It took time – and a few months of bedrest while recovering from a serious rib injury suffered in a previous loss to Colby Covington – for Woodley to realize where he’d gone wrong.
There was a tendency to underestimate his opponents, to see ulterior motives in every interaction with the UFC, to focus on proving everyone wrong, to be comfortable in the gym, to overindulge in excesses outside the cage, he said. All of these things kept him from taking the steps he needed to take to be at his best.
Everything inevitably caught up to him, and it produced the slide the world saw.
“I think karma’s real, and you’ve got to pay the piper at the end of the day,” he said.
But after all the heartache suffered in his losses, Woodley said he never lost sight of the foundation that had gotten him to the top of the UFC welterweight division. He spent much of his time rebuilding that in preparation for Saturday’s fight with Luque, a knockout artist who rebounded from his own setback to stop his previous two opponents. He moved to Southern California to work with MMA veteran Antonio McKee, a well-known turnaround artist to MMA veterans on the skids. He took up with training partners that offered to die with him in training (at one point, he joked, he almost took that seriously).
Athlete falls and comeback stories are a dime a dozen. But Woodley believes his will be one to remember.
“It didn’t kill me,” he said. “It didn’t decapitate me from the sport. I think the story’s better when someone comes back, when someone didn’t quit.
“I’m still on top. I’m still fast. I’m still probably the best mind in our division, as far as knowing what’s going on.”
In turning things around, Woodley also took a different stance toward his promoter. For years, he was known as a reliable foil to UFC President Dana White, and the two repeatedly clashed in interviews and behind the scenes. But he eventually decided to stop trying to swim upstream with the most powerful figures in the sport.
“Sometimes, in the past, I had to recognize that I didn’t run the organization, whether I thought they should have promoted me in a certain way or did certain things, they’ve got 600 athletes to think about,” he said. “It wasn’t always about me. I may have figured that out a little too late in the game, but at the time, I never really trusted a lot of people. I grew up in the street, I grew up gang-banging, and trust and respect is earned. My head is always on the swivel. I live in the murder capital of the country, and I move a certain way.
“I connect dots and I put things together, and I’m thinking this is what the intent is, and I always want to prove it wrong. So if I could look back, maybe I could have focused more on performance and the things I can control. I can’t control what’s behind the scenes.”
Woodley may be saying that because he runs the very real chance of being released from contract in the wake of a loss. But he points out that if the promotion really wanted to get rid of him, it could have done so a while ago.

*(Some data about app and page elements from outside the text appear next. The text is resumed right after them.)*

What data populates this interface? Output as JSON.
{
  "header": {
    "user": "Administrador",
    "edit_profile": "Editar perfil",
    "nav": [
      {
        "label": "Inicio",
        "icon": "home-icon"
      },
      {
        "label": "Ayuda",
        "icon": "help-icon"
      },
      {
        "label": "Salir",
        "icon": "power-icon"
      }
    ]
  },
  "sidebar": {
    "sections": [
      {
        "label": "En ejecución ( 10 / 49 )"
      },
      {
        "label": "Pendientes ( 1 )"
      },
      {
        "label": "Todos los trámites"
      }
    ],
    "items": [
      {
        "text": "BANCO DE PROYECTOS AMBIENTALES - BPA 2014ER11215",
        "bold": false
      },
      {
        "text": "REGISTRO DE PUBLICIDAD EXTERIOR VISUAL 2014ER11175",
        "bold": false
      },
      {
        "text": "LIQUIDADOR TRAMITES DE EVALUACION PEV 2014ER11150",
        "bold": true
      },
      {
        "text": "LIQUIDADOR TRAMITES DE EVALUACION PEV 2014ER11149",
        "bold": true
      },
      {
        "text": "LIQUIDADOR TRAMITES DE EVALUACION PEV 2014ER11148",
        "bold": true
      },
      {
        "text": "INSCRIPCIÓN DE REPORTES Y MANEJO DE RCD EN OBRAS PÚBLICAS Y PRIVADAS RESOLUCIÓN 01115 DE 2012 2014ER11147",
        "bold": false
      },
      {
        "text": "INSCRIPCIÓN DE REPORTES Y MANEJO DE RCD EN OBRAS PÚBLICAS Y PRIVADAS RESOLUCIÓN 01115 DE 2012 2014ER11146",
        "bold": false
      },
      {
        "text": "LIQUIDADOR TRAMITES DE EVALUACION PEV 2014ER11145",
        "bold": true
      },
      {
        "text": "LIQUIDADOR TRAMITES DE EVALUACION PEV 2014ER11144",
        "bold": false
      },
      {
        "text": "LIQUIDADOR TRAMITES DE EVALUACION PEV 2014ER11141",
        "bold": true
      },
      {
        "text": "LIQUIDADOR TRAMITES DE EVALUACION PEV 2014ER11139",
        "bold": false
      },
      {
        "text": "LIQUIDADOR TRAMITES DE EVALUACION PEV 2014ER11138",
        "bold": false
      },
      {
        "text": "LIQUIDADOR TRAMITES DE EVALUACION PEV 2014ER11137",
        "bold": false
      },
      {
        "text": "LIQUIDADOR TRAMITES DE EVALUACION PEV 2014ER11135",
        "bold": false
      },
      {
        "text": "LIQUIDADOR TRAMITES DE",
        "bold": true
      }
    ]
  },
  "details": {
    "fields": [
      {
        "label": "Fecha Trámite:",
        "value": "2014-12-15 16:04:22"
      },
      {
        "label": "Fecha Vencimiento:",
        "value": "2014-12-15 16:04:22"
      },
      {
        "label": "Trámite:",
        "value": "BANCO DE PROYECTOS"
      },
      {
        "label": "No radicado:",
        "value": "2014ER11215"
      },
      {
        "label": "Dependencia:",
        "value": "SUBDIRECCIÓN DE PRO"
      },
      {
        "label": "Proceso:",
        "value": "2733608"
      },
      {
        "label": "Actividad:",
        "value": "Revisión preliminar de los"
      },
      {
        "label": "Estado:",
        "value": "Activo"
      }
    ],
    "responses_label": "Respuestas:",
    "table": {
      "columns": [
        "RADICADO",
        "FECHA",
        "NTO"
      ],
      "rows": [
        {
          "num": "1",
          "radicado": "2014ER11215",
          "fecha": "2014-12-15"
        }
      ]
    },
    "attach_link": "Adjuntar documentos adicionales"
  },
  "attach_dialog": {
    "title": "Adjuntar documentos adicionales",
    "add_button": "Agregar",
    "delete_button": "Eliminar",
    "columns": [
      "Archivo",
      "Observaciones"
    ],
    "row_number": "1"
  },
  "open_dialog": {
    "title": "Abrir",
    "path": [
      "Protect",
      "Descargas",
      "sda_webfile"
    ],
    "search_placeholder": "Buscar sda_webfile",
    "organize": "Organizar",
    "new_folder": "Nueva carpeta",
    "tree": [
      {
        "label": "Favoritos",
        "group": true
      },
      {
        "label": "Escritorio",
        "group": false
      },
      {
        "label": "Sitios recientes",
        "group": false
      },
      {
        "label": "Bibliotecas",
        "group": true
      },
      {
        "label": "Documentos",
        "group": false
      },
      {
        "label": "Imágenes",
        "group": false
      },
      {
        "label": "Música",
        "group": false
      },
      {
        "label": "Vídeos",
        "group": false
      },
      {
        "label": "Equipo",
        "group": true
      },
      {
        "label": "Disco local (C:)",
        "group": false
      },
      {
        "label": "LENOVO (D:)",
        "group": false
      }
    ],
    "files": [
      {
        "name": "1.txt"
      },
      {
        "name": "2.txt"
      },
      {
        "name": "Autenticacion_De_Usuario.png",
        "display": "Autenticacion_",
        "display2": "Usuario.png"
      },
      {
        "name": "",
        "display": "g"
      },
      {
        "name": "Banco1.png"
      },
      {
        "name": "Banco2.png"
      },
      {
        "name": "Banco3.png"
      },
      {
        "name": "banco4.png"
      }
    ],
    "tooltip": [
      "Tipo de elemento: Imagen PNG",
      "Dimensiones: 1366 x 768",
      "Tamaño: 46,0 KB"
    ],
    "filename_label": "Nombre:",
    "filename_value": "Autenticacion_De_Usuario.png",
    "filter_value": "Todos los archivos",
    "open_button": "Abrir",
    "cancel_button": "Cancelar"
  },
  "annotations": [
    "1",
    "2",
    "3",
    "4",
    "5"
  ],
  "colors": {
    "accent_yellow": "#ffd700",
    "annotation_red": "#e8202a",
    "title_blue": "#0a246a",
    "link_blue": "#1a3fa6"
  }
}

“Could have gotten let go before this,” he said. “Could have let go after Gilbert [Burns]. Could have gotten let go after [Kamaru] Usman. Could have let go after [Darren] Till. It’s not up to me. It’s up to the organization, and I’m grateful that I got another chance to show myself, and in doing so, you guys will watch what I am, how great I am.”
There was a point at which Woodley was not only considered the best in the world, but also one of the most active UFC champs on the roster. Both he and ex-light heavyweight champion Jon Jones defended their titles four times in a calendar year. One of those showings, Woodley said, he got close to perfection when he submitted Till at UFC 228.
Woodley is still convinced that fighter is not only still around, but capable of reaching greater heights that ever in the octagon. All he has to do is perform.
“I see myself controlling the variables that I can control,” he said. “I don’t know even know I can say it in a different way. I’m trying to draw more fans here, $50 words for you here. But that’s all it really boils down to. Every fight is the biggest fight, and then after that, it’s the next biggest fight in performance. If I can do that, I think I’ll be fine.”
The chip on his shoulder is still there, he clarified. But it’s now been “redirected,” shifting from proving people wrong to proving right the family that’s believed in him and seen him go through all of his ups and downs. For them he plans to show he’ll end things on his terms.